◆ What needs to be done:
Only lines holding "APApproval" are wanted; copy each of them from the records below.

Records from a data source:
+ + +

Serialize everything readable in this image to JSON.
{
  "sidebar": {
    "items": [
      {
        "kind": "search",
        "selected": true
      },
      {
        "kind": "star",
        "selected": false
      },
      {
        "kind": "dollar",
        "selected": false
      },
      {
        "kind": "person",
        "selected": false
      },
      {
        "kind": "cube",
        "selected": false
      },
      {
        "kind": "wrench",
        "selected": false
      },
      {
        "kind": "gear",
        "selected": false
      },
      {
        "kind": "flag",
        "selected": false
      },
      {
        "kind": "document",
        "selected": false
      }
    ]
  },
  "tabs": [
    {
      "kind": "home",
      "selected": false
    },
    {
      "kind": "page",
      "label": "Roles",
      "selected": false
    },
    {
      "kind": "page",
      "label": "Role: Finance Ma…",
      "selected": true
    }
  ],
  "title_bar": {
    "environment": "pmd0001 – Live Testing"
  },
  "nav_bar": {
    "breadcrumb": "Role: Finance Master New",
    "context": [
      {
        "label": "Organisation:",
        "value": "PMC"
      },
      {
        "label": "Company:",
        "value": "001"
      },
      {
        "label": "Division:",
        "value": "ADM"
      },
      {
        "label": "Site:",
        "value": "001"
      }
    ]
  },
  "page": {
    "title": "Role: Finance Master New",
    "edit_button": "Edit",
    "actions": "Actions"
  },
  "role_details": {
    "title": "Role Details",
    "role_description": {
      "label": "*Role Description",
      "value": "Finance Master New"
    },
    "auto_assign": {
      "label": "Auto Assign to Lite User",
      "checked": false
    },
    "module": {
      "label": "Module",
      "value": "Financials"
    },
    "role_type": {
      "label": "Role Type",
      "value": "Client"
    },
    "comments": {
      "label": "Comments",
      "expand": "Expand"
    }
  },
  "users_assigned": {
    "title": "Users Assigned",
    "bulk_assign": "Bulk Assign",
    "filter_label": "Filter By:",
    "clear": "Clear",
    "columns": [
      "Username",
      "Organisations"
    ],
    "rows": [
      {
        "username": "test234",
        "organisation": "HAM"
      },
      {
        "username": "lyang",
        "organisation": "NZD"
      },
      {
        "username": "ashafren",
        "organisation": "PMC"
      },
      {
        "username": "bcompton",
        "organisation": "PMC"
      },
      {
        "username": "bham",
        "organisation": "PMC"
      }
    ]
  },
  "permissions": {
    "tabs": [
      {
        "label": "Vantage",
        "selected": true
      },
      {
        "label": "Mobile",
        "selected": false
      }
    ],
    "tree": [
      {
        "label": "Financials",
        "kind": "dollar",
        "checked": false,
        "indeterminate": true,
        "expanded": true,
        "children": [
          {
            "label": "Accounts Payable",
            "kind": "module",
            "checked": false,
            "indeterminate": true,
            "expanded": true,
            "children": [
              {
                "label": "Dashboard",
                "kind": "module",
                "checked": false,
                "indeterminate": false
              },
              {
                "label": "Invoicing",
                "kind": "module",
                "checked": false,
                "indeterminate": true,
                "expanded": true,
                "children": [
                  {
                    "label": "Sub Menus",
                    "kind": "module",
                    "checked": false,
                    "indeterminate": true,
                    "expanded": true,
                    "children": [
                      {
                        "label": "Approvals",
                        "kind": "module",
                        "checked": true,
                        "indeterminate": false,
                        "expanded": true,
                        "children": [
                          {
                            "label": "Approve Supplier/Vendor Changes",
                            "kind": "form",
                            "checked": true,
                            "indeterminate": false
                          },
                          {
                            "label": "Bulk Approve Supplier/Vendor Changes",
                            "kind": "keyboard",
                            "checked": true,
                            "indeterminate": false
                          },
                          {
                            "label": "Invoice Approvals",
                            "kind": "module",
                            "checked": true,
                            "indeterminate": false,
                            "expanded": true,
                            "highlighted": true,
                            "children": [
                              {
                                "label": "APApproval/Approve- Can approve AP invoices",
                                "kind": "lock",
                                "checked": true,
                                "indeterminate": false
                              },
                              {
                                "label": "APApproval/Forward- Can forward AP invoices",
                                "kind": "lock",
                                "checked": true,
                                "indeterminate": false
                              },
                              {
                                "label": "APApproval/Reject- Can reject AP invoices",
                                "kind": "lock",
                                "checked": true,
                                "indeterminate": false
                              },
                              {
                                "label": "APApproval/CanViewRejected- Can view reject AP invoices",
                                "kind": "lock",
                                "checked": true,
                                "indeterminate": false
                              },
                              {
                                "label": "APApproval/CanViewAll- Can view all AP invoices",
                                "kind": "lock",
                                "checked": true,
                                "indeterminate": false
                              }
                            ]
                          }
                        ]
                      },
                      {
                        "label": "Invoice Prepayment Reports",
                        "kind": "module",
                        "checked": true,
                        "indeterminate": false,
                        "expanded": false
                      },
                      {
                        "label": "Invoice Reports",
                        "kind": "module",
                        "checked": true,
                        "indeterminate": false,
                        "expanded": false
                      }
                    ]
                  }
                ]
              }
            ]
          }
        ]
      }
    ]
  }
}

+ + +

◆ Exercise output:
                                "label": "APApproval/Approve- Can approve AP invoices",
                                "label": "APApproval/Forward- Can forward AP invoices",
                                "label": "APApproval/Reject- Can reject AP invoices",
                                "label": "APApproval/CanViewRejected- Can view reject AP invoices",
                                "label": "APApproval/CanViewAll- Can view all AP invoices",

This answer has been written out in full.